This is a partial transcript from Your World with Neil Cavuto, December 10, 2003, that was edited for clarity.
Watch Your World w/Cavuto weekdays at 4 p.m. and 1 a.m. ET.
NEIL CAVUTO, HOST: Profits at luxury homebuilder Toll Brothers is going through the roof but the stock getting hammered on worries that rising interest rates could make this performance a one-time event. So, while profits were up 35 percent in the latest quarter and that easily moved past estimates the stock actually dropped by four percent.
With us now from Pennsylvania probably scratching his head at Wall Street reaction is Robert Toll, Toll Brothers’ Chairman and CEO. Robert, good to have you.
CAVUTO: What happened today on Wall Street?
TOLL: You know my mother used to ask me the same question as I was riding to work. Tell me, son, why did the stock drop yesterday and I used to say, mom, more sellers than buyers.
CAVUTO: All right that’s one way to explain it. Well, it’s interesting and we have (unintelligible) on here not too long ago there is something about housing stocks that just sort of defies typical market multiples.
You trade a steep discount to it and it’s been this way for better than a decade now. Even though your business has boomed throughout that decade now your stock has appreciably run up but even allowing for that you trade at a discount to the market. What’s the deal?
TOLL: Just one man’s opinion, Neil. I think what we’re fighting as homebuilding companies is the phenomena of the average person’s perception of what a homebuilder is.
If I say home builder you think of a guy in a flannel shirt in a pickup truck with a gun rack behind him who’s going to deliver 90 percent of a new home, take 100 percent of the money and give you a hammer and screwdriver to punch out the home.
Today the average that the top ten homebuilders does probably $3 billion to $4 billion a year. It’s very sophisticated management. Leverage is under 50 percent I think for all of the top ten.
Then it’s a completely different ballgame but somehow we haven’t sunk yet through the typical image of a homebuilder so as to get respect, as Rodney Dangerfield would say, but it’s not too long in coming. We’re almost there now.
CAVUTO: I’m still having this image of you in a flannel shirt but I’ll move on. Let me get your sense of what Alan Greenspan did this week by not moving on rates and hinting that for a considerable period he won’t move on rates. Is that to say that this housing boom continues unabated for at least another year? What do you think?
TOLL: Oh, I think it definitely does. I think the housing boom continues until there’s some macroeconomic event and I don’t think it’s got that much to do with interest rates.
Greenspan said he was going to be accommodative, I think those were his words, which means he’s going to keep the interest rates below where they ought to be on an inflationary basis in order to keep the economy stimulated because although he says he’s no longer worried about going into a deflationary spiral that’s a deep, black hole that’s tough to pull out of.

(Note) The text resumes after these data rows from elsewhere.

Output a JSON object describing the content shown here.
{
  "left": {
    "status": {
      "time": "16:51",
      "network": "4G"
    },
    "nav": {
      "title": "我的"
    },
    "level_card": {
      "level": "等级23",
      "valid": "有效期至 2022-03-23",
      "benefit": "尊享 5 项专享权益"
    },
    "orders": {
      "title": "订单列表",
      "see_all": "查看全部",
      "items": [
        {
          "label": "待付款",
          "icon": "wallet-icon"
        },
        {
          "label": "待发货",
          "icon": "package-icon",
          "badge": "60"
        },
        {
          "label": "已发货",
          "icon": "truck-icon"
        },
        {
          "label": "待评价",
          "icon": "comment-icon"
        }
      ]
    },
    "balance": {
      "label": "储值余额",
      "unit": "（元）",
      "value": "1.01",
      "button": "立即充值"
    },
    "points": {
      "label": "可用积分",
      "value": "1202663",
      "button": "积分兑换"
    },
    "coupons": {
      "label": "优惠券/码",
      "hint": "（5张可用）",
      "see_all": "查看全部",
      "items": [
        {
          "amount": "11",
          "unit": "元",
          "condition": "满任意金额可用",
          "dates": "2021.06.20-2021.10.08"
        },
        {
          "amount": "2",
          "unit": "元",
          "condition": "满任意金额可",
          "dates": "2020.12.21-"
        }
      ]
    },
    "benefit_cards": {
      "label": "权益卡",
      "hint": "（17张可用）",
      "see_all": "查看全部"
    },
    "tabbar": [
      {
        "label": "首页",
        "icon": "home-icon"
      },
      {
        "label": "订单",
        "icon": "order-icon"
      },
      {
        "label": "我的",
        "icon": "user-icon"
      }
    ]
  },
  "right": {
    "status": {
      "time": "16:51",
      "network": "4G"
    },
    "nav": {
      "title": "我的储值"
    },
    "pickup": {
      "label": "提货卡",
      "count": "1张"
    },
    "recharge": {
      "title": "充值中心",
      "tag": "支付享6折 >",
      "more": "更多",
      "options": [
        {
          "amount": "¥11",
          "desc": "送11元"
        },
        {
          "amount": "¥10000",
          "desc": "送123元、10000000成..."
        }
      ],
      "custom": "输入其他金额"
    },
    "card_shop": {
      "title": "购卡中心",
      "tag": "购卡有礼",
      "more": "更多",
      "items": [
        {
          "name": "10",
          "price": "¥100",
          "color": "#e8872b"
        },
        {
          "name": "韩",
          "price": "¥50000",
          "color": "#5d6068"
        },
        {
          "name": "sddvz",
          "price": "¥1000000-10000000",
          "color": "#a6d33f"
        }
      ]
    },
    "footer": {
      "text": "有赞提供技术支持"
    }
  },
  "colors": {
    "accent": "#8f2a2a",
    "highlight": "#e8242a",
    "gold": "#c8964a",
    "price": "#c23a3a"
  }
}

Check in Japan. And I think what Greenspan is saying he’s going to keep on priming the pump until he’s satisfied that we have no risk of going into that downward spiral. He’s not concerned with inflation.

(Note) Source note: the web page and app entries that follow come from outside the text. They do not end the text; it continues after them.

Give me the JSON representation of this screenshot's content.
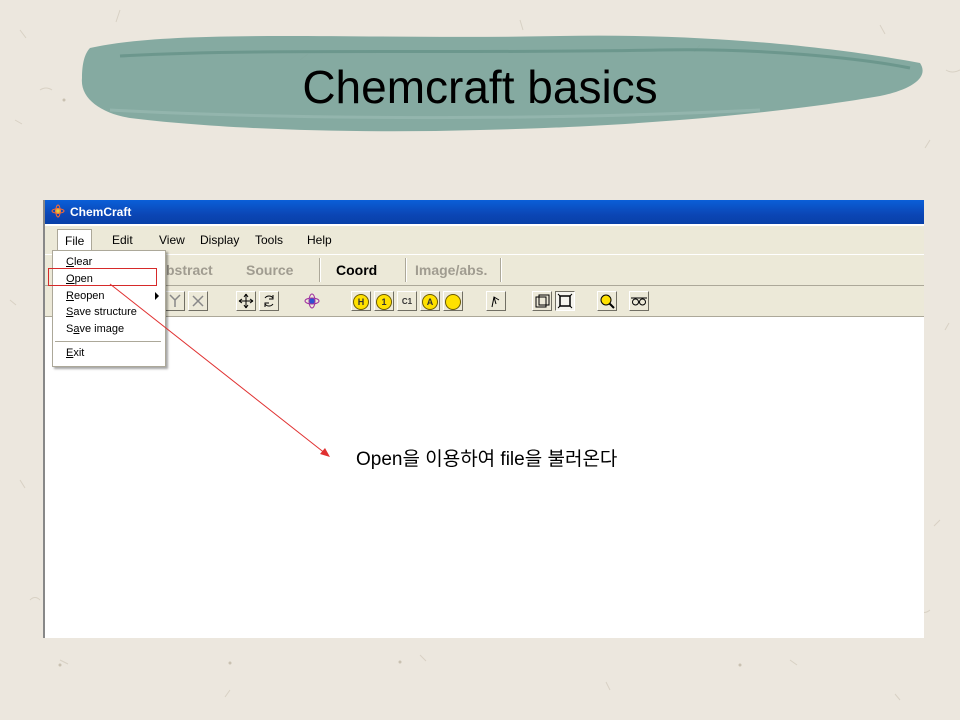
{
  "slide": {
    "title": "Chemcraft basics",
    "annotation": "Open을 이용하여 file을 불러온다"
  },
  "window": {
    "title": "ChemCraft",
    "icon": "chemcraft-atom-icon"
  },
  "menubar": {
    "items": [
      "File",
      "Edit",
      "View",
      "Display",
      "Tools",
      "Help"
    ],
    "open_menu": "File"
  },
  "tabs": {
    "items": [
      "Abstract",
      "Source",
      "Coord",
      "Image/abs."
    ],
    "visible_text": [
      "bstract",
      "Source",
      "Coord",
      "Image/abs."
    ],
    "active": "Coord"
  },
  "toolbar": {
    "buttons": [
      {
        "icon": "tree-icon",
        "label": ""
      },
      {
        "icon": "molecule-x-icon",
        "label": ""
      },
      {
        "icon": "move-arrows-icon",
        "label": ""
      },
      {
        "icon": "rotate-icon",
        "label": ""
      },
      {
        "icon": "atom-orbit-icon",
        "label": ""
      },
      {
        "icon": "hydrogen-label-icon",
        "label": "H"
      },
      {
        "icon": "number-label-icon",
        "label": "1"
      },
      {
        "icon": "c1-label-icon",
        "label": "C1"
      },
      {
        "icon": "atom-a-label-icon",
        "label": "A"
      },
      {
        "icon": "yellow-dot-icon",
        "label": ""
      },
      {
        "icon": "dihedral-icon",
        "label": ""
      },
      {
        "icon": "box-icon",
        "label": ""
      },
      {
        "icon": "box-pressed-icon",
        "label": ""
      },
      {
        "icon": "magnifier-icon",
        "label": ""
      },
      {
        "icon": "glasses-icon",
        "label": ""
      }
    ]
  },
  "file_menu": {
    "items": [
      {
        "label": "Clear",
        "underline": "C",
        "rest": "lear"
      },
      {
        "label": "Open",
        "underline": "O",
        "rest": "pen"
      },
      {
        "label": "Reopen",
        "underline": "R",
        "rest": "eopen",
        "submenu": true
      },
      {
        "label": "Save structure",
        "underline": "S",
        "rest": "ave structure"
      },
      {
        "label": "Save image",
        "underline": "S",
        "rest": "a",
        "rest2": "ve image",
        "underline_index": 1
      },
      {
        "label": "Exit",
        "underline": "E",
        "rest": "xit"
      }
    ],
    "highlighted": "Open"
  },
  "colors": {
    "titlebar": "#0b46b5",
    "highlight_box": "#d62a2a",
    "arrow": "#e03030",
    "brush": "#7aa39a",
    "chrome": "#ece9d8"
  }
}
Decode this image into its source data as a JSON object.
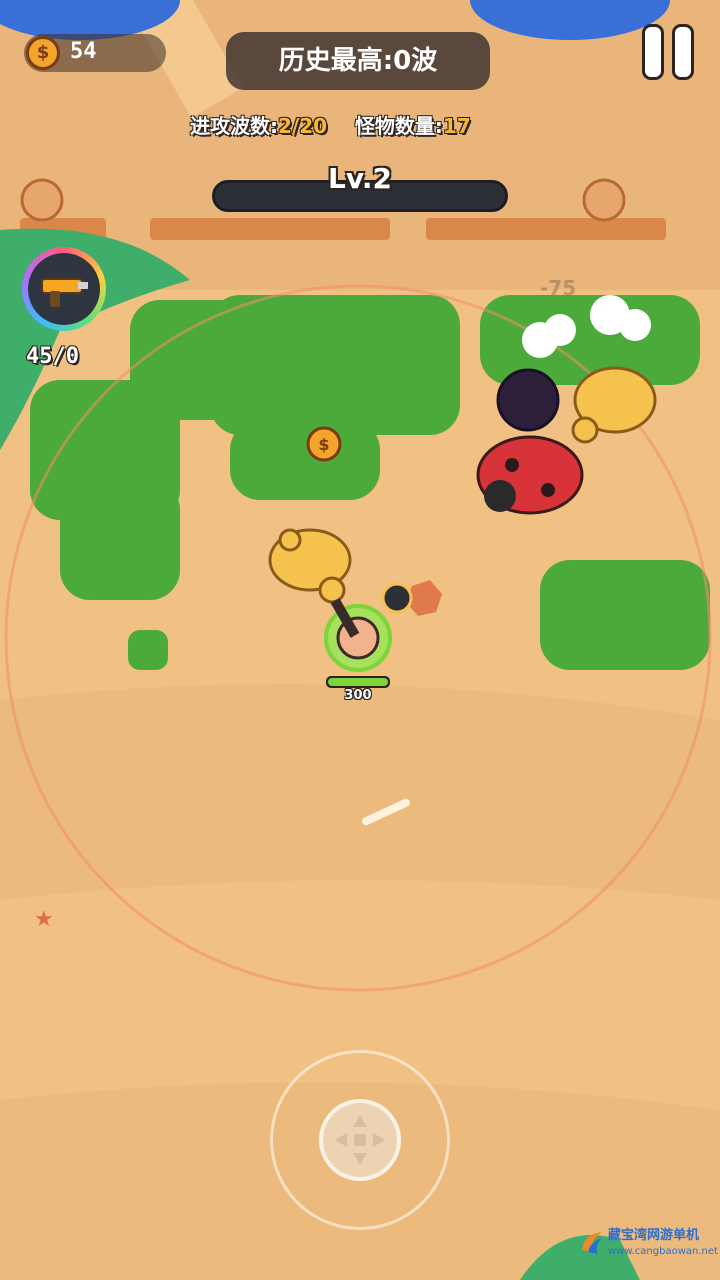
{
  "hud": {
    "coins": "54",
    "coin_symbol": "$",
    "best_label": "历史最高:0波",
    "wave_label": "进攻波数:",
    "wave_value": "2/20",
    "monster_label": "怪物数量:",
    "monster_value": "17",
    "level": "Lv.2",
    "level_progress": 0.0,
    "ammo": "45/0",
    "player_hp": "300",
    "damage_number": "-75"
  },
  "watermark": {
    "name": "藏宝湾网游单机",
    "url": "www.cangbaowan.net"
  },
  "icons": [
    "coin-icon",
    "pause-icon",
    "weapon-icon",
    "joystick-arrows-icon"
  ],
  "colors": {
    "sand": "#f1c083",
    "grass": "#4caa3a",
    "player_ring": "#7bd43a",
    "accent_value": "#f7b733"
  }
}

CAVUTO: What would the threshold level - I’m sorry, Bob. What would the threshold level be at which you think there might be a hiccup in housing, is it eight percent for a 30-year mortgage? What would it be?
TOLL: I think it would be about eight and a half percent.
TOLL: And we’re far from it and I don’t think we have anything to worry about. We got up to eight percent in ‘95, ‘97 and 2000 and we kept, Toll Brothers anyway, kept right on blowing and rolling and having a great time.
Our revenues and our earnings kept on increasing so I don’t think we’re going to be impacted by an increase in mortgage rates when it comes and surely it must come sooner or later.
CAVUTO: All right, Bob Toll your mother is a very wise woman. Thank you very much. Robert Toll, the man who runs Toll Brothers.
CAVUTO: Good having you, sir.
Content and Programming Copyright 2003 Fox News Network, Inc. ALL RIGHTS RESERVED. Transcription Copyright 2003 eMediaMillWorks, Inc. (f/k/a Federal Document Clearing House, Inc.), which takes sole responsibility for the accuracy of the transcription. ALL RIGHTS RESERVED. No license is granted to the user of this material except for the user's personal or internal use and, in such case, only one copy may be printed, nor shall user use any material for commercial purposes or in any fashion that may infringe upon Fox News Network, Inc.'s and eMediaMillWorks, Inc.'s copyrights or other proprietary rights or interests in the material. This is not a legal transcript for purposes of litigation.